### [TASK]
Where a line below includes the word "actual", copy that line.

(Data extracted from a collection)
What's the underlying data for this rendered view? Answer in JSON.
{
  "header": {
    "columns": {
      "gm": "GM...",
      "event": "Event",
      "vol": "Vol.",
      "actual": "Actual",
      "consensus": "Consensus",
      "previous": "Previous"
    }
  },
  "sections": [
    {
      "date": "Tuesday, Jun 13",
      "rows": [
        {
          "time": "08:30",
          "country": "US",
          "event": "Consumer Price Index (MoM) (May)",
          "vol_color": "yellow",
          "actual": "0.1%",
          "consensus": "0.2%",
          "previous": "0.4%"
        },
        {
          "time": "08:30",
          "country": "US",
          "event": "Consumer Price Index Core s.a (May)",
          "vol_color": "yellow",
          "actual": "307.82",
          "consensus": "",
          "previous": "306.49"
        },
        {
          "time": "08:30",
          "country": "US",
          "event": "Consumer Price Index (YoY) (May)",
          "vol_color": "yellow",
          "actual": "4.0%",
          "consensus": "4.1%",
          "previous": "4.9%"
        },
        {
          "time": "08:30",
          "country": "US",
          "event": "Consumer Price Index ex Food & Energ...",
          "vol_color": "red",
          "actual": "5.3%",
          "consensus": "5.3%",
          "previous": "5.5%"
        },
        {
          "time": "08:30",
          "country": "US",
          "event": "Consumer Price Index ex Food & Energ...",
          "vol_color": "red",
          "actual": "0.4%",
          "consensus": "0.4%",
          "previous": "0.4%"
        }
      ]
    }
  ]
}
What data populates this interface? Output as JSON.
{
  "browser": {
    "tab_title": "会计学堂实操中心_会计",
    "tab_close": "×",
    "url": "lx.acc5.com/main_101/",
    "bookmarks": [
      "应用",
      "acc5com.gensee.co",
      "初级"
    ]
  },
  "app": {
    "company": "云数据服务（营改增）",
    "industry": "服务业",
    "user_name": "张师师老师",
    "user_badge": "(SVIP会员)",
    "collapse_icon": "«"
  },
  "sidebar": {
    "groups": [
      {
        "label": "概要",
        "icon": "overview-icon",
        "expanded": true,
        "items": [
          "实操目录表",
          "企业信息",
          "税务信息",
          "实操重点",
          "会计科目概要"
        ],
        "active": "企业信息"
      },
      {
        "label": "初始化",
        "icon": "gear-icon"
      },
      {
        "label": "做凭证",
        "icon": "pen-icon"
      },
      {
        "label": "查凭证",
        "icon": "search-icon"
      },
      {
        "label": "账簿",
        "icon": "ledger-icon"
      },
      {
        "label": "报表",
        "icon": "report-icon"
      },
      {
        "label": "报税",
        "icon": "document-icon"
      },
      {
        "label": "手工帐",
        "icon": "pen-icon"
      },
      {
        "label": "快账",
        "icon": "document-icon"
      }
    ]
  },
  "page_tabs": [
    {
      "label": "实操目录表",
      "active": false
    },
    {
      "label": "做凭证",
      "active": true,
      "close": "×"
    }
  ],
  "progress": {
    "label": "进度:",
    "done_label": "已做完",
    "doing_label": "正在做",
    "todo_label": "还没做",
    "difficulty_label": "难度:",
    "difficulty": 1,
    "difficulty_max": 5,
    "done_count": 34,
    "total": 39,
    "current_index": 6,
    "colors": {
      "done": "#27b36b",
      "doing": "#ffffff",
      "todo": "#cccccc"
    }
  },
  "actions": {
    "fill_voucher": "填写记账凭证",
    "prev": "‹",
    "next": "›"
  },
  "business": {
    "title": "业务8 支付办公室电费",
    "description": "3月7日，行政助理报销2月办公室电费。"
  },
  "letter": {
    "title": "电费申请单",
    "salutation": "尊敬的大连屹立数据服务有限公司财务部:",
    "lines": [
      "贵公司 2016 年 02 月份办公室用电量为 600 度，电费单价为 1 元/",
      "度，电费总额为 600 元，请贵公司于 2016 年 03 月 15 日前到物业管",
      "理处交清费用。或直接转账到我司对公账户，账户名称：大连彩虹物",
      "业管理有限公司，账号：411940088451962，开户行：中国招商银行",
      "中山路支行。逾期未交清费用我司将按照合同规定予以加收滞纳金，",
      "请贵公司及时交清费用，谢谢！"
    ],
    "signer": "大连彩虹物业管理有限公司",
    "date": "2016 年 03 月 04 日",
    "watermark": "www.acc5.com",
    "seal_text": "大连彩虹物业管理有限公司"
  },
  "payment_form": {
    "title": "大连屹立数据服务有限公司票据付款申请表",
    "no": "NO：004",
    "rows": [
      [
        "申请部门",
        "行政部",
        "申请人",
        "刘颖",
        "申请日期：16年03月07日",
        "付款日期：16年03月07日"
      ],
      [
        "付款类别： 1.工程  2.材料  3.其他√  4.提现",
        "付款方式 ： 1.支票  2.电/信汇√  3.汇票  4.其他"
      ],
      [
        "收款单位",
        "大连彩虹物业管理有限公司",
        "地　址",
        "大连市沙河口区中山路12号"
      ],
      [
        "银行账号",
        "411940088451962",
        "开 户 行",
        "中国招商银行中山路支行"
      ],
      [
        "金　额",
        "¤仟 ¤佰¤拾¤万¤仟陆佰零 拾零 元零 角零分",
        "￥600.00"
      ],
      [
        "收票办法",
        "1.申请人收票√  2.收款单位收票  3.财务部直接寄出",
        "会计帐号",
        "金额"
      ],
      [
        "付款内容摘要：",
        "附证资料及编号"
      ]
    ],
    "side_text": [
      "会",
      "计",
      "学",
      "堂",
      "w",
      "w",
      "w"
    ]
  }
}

### [SOLUTION FOR THIS PROBLEM]
      "actual": "Actual",
          "actual": "0.1%",
          "actual": "307.82",
          "actual": "4.0%",
          "actual": "5.3%",
          "actual": "0.4%",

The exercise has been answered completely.